## INPUT MATERIAL
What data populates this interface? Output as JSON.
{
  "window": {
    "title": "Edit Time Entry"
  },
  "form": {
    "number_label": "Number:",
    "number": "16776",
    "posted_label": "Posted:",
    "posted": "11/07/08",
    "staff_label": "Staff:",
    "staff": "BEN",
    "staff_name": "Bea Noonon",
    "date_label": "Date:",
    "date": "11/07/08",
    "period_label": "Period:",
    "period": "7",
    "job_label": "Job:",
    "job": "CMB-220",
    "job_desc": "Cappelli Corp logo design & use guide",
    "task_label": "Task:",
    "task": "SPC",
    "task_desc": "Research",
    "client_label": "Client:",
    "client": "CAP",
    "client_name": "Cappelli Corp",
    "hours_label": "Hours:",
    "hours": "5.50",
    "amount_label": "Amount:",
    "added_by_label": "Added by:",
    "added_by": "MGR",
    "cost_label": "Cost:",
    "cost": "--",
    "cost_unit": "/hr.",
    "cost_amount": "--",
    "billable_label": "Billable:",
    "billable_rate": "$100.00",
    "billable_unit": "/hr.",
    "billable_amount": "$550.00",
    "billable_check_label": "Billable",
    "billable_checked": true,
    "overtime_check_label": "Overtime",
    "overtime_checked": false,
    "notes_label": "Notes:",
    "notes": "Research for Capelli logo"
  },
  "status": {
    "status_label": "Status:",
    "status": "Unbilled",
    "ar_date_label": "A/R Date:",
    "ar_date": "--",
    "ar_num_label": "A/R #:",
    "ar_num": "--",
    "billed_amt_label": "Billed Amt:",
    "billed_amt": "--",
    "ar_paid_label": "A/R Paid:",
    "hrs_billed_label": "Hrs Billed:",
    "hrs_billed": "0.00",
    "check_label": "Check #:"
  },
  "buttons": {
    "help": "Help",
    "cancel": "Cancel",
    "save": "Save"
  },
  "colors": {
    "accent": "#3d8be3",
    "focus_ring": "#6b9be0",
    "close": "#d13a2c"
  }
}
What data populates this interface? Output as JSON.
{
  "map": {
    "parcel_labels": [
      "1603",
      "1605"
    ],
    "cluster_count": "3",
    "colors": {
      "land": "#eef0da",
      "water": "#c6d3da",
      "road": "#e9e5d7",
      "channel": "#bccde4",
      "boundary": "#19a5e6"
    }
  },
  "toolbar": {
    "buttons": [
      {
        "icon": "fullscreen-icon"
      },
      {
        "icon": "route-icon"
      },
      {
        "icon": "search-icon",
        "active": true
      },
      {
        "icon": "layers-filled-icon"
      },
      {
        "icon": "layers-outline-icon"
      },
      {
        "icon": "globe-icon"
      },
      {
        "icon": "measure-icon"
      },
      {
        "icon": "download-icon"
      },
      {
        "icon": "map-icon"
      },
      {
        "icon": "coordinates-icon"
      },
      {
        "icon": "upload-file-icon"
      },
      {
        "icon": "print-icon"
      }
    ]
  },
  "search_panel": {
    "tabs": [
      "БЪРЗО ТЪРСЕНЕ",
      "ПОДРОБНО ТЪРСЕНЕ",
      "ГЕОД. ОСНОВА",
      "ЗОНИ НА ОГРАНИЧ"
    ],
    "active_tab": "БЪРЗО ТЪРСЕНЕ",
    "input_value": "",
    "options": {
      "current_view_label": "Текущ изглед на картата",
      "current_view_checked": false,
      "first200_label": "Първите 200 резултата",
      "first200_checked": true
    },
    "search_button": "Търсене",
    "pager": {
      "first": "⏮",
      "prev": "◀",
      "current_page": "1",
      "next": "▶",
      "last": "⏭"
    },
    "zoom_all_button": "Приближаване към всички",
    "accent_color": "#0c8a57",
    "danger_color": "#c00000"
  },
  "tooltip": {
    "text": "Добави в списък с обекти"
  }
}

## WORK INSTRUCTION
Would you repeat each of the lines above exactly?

## RESULT FOR THIS EXERCISE
What data populates this interface? Output as JSON.
{
  "window": {
    "title": "Edit Time Entry"
  },
  "form": {
    "number_label": "Number:",
    "number": "16776",
    "posted_label": "Posted:",
    "posted": "11/07/08",
    "staff_label": "Staff:",
    "staff": "BEN",
    "staff_name": "Bea Noonon",
    "date_label": "Date:",
    "date": "11/07/08",
    "period_label": "Period:",
    "period": "7",
    "job_label": "Job:",
    "job": "CMB-220",
    "job_desc": "Cappelli Corp logo design & use guide",
    "task_label": "Task:",
    "task": "SPC",
    "task_desc": "Research",
    "client_label": "Client:",
    "client": "CAP",
    "client_name": "Cappelli Corp",
    "hours_label": "Hours:",
    "hours": "5.50",
    "amount_label": "Amount:",
    "added_by_label": "Added by:",
    "added_by": "MGR",
    "cost_label": "Cost:",
    "cost": "--",
    "cost_unit": "/hr.",
    "cost_amount": "--",
    "billable_label": "Billable:",
    "billable_rate": "$100.00",
    "billable_unit": "/hr.",
    "billable_amount": "$550.00",
    "billable_check_label": "Billable",
    "billable_checked": true,
    "overtime_check_label": "Overtime",
    "overtime_checked": false,
    "notes_label": "Notes:",
    "notes": "Research for Capelli logo"
  },
  "status": {
    "status_label": "Status:",
    "status": "Unbilled",
    "ar_date_label": "A/R Date:",
    "ar_date": "--",
    "ar_num_label": "A/R #:",
    "ar_num": "--",
    "billed_amt_label": "Billed Amt:",
    "billed_amt": "--",
    "ar_paid_label": "A/R Paid:",
    "hrs_billed_label": "Hrs Billed:",
    "hrs_billed": "0.00",
    "check_label": "Check #:"
  },
  "buttons": {
    "help": "Help",
    "cancel": "Cancel",
    "save": "Save"
  },
  "colors": {
    "accent": "#3d8be3",
    "focus_ring": "#6b9be0",
    "close": "#d13a2c"
  }
}
What data populates this interface? Output as JSON.
{
  "map": {
    "parcel_labels": [
      "1603",
      "1605"
    ],
    "cluster_count": "3",
    "colors": {
      "land": "#eef0da",
      "water": "#c6d3da",
      "road": "#e9e5d7",
      "channel": "#bccde4",
      "boundary": "#19a5e6"
    }
  },
  "toolbar": {
    "buttons": [
      {
        "icon": "fullscreen-icon"
      },
      {
        "icon": "route-icon"
      },
      {
        "icon": "search-icon",
        "active": true
      },
      {
        "icon": "layers-filled-icon"
      },
      {
        "icon": "layers-outline-icon"
      },
      {
        "icon": "globe-icon"
      },
      {
        "icon": "measure-icon"
      },
      {
        "icon": "download-icon"
      },
      {
        "icon": "map-icon"
      },
      {
        "icon": "coordinates-icon"
      },
      {
        "icon": "upload-file-icon"
      },
      {
        "icon": "print-icon"
      }
    ]
  },
  "search_panel": {
    "tabs": [
      "БЪРЗО ТЪРСЕНЕ",
      "ПОДРОБНО ТЪРСЕНЕ",
      "ГЕОД. ОСНОВА",
      "ЗОНИ НА ОГРАНИЧ"
    ],
    "active_tab": "БЪРЗО ТЪРСЕНЕ",
    "input_value": "",
    "options": {
      "current_view_label": "Текущ изглед на картата",
      "current_view_checked": false,
      "first200_label": "Първите 200 резултата",
      "first200_checked": true
    },
    "search_button": "Търсене",
    "pager": {
      "first": "⏮",
      "prev": "◀",
      "current_page": "1",
      "next": "▶",
      "last": "⏭"
    },
    "zoom_all_button": "Приближаване към всички",
    "accent_color": "#0c8a57",
    "danger_color": "#c00000"
  },
  "tooltip": {
    "text": "Добави в списък с обекти"
  }
}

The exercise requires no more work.